→ Work instructions
With the images omitted, return all of the entries exactly as they stand.

→ Data for this exercise
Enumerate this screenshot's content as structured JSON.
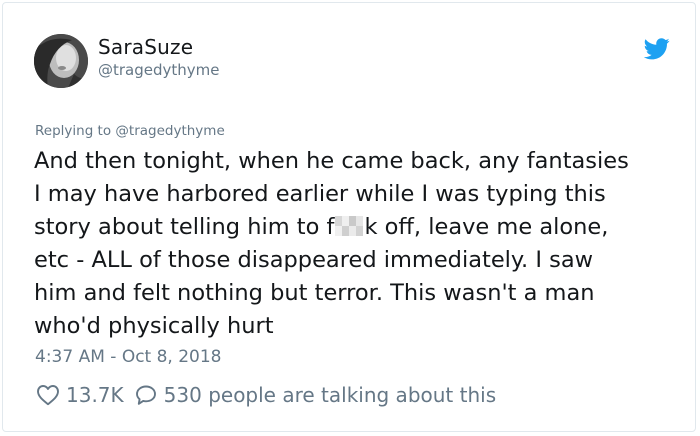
{
  "user": {
    "display_name": "SaraSuze",
    "handle": "@tragedythyme"
  },
  "tweet": {
    "replying_to": "Replying to @tragedythyme",
    "lines": [
      "And then tonight, when he came back, any fantasies",
      "I may have harbored earlier while I was typing this"
    ],
    "line3_before": "story about telling him to f",
    "line3_after": "k off, leave me alone,",
    "lines_end": [
      "etc - ALL of those disappeared immediately. I saw",
      "him and felt nothing but terror. This wasn't a man",
      "who'd physically hurt"
    ],
    "timestamp": "4:37 AM - Oct 8, 2018"
  },
  "stats": {
    "likes": "13.7K",
    "talking": "530 people are talking about this"
  },
  "icons": {
    "brand": "twitter-bird-icon",
    "like": "heart-icon",
    "reply": "speech-bubble-icon"
  },
  "colors": {
    "brand": "#1da1f2",
    "muted": "#657786",
    "text": "#14171a"
  }
}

→ Written solution
Enumerate this screenshot's content as structured JSON.
{
  "user": {
    "display_name": "SaraSuze",
    "handle": "@tragedythyme"
  },
  "tweet": {
    "replying_to": "Replying to @tragedythyme",
    "lines": [
      "And then tonight, when he came back, any fantasies",
      "I may have harbored earlier while I was typing this"
    ],
    "line3_before": "story about telling him to f",
    "line3_after": "k off, leave me alone,",
    "lines_end": [
      "etc - ALL of those disappeared immediately. I saw",
      "him and felt nothing but terror. This wasn't a man",
      "who'd physically hurt"
    ],
    "timestamp": "4:37 AM - Oct 8, 2018"
  },
  "stats": {
    "likes": "13.7K",
    "talking": "530 people are talking about this"
  },
  "icons": {
    "brand": "twitter-bird-icon",
    "like": "heart-icon",
    "reply": "speech-bubble-icon"
  },
  "colors": {
    "brand": "#1da1f2",
    "muted": "#657786",
    "text": "#14171a"
  }
}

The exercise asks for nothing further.